MATERIAL PROVIDED section start

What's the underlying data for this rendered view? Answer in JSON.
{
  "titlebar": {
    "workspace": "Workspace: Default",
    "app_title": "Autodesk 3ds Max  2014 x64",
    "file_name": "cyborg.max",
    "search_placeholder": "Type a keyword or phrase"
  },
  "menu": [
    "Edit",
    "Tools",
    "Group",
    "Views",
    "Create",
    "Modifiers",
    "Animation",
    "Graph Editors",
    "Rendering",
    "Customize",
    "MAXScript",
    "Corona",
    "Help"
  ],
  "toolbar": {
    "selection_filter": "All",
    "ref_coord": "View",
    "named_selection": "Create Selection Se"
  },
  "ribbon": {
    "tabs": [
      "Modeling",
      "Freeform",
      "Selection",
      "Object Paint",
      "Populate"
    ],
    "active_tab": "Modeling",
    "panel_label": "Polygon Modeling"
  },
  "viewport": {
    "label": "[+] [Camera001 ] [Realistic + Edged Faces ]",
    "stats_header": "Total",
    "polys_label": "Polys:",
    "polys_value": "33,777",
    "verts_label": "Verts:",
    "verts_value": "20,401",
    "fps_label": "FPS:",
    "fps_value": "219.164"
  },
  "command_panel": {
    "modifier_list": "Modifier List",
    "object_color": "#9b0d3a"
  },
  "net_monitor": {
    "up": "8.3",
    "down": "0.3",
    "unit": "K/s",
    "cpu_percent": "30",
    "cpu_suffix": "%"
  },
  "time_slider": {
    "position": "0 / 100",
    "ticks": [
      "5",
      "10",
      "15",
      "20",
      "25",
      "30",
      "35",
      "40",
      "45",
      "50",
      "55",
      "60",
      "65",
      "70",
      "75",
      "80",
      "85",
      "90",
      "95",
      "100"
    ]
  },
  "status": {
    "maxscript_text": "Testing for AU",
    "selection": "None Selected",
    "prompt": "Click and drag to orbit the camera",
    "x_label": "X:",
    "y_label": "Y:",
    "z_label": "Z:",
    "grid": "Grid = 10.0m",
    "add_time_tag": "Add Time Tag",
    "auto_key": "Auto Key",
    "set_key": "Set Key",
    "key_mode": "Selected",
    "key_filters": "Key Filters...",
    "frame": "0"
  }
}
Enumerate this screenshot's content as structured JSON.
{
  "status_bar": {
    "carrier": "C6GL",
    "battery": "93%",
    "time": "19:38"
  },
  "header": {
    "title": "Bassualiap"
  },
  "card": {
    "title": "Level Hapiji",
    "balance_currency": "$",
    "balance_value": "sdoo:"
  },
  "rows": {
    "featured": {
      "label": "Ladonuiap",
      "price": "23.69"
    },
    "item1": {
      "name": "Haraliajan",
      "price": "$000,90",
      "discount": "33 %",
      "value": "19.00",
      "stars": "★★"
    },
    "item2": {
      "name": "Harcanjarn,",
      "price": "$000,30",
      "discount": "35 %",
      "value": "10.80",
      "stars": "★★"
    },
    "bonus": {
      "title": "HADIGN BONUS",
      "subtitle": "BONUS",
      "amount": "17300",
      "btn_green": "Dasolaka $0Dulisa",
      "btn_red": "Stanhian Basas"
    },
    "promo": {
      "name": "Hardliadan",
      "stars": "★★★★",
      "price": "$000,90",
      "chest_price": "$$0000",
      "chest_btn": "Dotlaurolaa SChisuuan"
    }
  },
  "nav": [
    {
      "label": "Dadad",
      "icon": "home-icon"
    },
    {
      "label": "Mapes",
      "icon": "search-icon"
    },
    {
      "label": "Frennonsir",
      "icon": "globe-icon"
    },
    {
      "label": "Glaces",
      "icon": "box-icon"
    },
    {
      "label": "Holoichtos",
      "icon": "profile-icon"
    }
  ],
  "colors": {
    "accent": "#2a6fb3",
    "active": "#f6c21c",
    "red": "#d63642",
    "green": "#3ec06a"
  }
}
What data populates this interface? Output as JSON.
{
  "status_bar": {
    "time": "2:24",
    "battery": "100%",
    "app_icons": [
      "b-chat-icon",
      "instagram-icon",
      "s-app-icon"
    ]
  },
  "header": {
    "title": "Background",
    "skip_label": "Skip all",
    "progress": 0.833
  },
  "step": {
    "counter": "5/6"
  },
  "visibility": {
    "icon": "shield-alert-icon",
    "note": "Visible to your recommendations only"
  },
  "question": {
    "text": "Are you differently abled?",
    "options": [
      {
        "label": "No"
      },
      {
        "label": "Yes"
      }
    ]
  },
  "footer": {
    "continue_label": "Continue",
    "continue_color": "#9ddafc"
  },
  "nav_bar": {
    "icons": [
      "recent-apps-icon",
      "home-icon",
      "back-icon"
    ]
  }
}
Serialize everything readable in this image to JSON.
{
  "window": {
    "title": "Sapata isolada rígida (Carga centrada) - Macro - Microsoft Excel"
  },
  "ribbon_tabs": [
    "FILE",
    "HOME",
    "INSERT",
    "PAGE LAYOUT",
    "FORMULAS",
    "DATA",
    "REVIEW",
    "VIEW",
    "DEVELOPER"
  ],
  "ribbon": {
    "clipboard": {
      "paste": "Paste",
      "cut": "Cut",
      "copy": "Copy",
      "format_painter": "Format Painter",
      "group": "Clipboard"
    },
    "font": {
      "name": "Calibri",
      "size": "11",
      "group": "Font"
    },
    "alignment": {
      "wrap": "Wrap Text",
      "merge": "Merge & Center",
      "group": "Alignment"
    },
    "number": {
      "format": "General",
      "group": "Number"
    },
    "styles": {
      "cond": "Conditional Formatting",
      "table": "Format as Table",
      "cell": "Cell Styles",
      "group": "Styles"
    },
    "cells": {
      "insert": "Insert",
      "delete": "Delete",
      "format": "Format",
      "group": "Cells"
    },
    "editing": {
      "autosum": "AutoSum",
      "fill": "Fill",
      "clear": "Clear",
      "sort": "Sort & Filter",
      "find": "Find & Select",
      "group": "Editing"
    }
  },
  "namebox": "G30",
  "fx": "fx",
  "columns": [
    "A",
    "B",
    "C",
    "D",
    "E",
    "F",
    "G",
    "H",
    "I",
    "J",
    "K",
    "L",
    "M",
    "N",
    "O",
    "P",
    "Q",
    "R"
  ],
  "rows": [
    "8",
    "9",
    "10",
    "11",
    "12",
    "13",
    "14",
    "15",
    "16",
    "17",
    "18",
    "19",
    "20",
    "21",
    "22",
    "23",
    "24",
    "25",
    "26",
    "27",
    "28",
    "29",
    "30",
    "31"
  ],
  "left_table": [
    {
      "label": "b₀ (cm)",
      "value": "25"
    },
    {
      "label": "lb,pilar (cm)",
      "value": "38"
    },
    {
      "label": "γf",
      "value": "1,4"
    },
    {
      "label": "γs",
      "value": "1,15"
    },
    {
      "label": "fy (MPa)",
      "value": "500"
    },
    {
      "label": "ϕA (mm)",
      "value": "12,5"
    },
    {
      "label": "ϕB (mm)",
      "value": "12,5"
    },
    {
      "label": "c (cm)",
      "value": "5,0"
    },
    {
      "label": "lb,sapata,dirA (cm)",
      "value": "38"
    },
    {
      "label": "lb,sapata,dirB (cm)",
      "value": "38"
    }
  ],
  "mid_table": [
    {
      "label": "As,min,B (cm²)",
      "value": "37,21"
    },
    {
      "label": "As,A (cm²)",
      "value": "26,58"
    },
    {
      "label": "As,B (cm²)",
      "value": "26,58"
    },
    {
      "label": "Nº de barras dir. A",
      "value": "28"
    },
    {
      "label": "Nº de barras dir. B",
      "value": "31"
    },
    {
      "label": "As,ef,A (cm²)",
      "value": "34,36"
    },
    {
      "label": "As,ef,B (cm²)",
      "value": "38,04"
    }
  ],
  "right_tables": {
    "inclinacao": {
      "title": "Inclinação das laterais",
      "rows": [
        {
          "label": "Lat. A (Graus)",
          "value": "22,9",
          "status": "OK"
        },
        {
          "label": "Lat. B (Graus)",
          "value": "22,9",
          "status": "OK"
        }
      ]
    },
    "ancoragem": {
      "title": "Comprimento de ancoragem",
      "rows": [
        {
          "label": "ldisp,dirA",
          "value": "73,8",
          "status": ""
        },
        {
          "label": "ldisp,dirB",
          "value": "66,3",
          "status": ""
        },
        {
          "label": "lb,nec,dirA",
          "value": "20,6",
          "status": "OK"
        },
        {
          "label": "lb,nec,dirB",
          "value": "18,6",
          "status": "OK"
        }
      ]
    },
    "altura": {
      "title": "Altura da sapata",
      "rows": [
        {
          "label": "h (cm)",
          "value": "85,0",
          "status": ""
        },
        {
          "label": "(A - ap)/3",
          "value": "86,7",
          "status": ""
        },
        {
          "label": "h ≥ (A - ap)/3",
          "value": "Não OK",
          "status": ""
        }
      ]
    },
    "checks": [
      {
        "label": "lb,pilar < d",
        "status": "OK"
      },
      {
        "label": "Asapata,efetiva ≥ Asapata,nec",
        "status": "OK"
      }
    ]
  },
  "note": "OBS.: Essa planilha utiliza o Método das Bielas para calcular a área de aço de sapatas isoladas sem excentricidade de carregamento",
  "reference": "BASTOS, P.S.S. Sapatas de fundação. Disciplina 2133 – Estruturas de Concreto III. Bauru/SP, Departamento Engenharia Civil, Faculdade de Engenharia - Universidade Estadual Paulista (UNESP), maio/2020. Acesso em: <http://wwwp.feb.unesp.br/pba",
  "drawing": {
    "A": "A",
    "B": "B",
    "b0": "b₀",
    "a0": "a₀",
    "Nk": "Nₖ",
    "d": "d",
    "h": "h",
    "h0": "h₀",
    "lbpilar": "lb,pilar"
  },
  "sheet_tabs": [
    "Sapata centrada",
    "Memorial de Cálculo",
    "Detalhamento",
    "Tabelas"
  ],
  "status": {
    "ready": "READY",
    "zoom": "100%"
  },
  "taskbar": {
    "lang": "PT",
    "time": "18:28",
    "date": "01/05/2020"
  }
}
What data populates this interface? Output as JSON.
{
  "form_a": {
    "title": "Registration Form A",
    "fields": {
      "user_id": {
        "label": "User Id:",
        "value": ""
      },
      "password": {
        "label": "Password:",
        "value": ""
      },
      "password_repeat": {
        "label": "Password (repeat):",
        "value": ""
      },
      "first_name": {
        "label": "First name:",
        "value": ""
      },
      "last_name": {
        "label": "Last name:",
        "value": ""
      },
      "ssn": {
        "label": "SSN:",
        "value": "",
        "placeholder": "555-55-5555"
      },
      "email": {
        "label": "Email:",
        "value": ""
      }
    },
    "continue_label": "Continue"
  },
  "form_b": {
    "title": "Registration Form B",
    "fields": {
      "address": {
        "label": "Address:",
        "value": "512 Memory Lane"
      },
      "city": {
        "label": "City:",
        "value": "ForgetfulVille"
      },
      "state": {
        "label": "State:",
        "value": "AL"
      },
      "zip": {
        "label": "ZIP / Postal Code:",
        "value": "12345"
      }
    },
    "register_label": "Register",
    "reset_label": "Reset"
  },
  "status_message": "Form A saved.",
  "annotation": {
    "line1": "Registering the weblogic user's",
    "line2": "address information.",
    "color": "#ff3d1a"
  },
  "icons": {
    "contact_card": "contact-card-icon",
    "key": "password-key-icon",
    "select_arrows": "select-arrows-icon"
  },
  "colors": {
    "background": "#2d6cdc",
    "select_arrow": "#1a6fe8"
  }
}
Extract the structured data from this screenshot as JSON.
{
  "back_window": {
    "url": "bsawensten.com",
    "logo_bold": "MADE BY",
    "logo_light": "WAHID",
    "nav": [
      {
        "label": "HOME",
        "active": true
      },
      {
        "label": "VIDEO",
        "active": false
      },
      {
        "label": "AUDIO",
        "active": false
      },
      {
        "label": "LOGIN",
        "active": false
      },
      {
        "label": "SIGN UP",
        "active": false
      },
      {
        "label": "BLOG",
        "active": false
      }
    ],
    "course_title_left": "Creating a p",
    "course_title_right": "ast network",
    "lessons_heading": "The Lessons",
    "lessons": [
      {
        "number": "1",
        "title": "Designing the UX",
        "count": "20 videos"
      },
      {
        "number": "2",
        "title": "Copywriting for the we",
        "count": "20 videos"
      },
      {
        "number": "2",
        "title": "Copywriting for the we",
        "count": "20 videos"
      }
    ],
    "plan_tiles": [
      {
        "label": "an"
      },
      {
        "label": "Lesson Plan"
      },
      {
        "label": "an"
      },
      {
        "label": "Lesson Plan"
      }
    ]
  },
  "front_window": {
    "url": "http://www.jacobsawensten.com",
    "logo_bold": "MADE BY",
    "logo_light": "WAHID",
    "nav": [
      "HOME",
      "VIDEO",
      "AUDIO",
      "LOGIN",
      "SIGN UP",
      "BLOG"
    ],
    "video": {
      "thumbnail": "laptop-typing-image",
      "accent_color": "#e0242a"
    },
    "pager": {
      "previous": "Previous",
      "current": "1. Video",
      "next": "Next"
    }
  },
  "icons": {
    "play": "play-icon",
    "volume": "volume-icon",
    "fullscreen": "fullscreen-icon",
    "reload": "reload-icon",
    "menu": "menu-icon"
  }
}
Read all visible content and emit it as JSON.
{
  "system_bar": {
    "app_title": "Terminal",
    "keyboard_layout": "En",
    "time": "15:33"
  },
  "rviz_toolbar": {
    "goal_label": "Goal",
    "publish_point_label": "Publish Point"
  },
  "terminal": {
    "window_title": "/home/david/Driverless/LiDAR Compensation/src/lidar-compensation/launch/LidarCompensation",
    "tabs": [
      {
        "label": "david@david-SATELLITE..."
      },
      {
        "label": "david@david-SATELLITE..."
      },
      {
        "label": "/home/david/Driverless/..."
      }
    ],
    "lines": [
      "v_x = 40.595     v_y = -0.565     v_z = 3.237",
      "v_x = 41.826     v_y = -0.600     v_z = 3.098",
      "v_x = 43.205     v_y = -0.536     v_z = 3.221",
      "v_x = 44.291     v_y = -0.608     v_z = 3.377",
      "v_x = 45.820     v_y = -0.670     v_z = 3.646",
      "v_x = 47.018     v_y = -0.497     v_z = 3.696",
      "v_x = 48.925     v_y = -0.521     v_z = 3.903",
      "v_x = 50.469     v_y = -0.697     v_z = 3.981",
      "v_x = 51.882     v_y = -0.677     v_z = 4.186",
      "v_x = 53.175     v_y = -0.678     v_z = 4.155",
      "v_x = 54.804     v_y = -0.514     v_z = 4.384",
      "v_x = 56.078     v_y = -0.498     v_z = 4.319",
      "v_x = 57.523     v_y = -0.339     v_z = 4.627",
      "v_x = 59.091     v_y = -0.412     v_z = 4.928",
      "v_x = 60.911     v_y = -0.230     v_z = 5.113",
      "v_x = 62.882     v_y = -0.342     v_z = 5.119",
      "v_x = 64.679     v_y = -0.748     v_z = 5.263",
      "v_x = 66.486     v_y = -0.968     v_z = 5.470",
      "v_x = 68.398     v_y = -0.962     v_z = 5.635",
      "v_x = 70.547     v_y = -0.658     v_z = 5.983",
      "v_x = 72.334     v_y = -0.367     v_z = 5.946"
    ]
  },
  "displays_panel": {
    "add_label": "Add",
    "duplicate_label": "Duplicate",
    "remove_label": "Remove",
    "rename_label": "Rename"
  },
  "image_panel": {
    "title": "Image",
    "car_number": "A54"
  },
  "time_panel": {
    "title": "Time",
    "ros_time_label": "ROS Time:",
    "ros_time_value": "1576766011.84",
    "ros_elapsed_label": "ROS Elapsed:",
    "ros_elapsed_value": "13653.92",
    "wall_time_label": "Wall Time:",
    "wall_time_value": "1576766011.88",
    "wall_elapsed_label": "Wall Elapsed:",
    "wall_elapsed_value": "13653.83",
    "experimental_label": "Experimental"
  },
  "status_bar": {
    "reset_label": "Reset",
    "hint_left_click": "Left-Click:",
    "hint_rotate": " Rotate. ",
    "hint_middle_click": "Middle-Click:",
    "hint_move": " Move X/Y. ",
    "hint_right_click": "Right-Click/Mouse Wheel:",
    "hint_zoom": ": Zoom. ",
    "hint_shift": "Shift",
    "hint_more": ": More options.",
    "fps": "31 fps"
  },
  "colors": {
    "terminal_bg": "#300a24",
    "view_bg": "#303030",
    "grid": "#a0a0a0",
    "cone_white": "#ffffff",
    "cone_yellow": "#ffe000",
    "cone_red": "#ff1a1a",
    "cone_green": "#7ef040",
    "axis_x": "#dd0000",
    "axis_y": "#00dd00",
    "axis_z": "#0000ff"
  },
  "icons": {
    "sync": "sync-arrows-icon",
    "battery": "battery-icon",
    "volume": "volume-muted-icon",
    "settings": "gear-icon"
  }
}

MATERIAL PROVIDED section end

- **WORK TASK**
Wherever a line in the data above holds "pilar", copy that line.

- **SOLUTION FOR THIS TASK**
      "label": "lb,pilar (cm)",
        "label": "lb,pilar < d",
    "lbpilar": "lb,pilar"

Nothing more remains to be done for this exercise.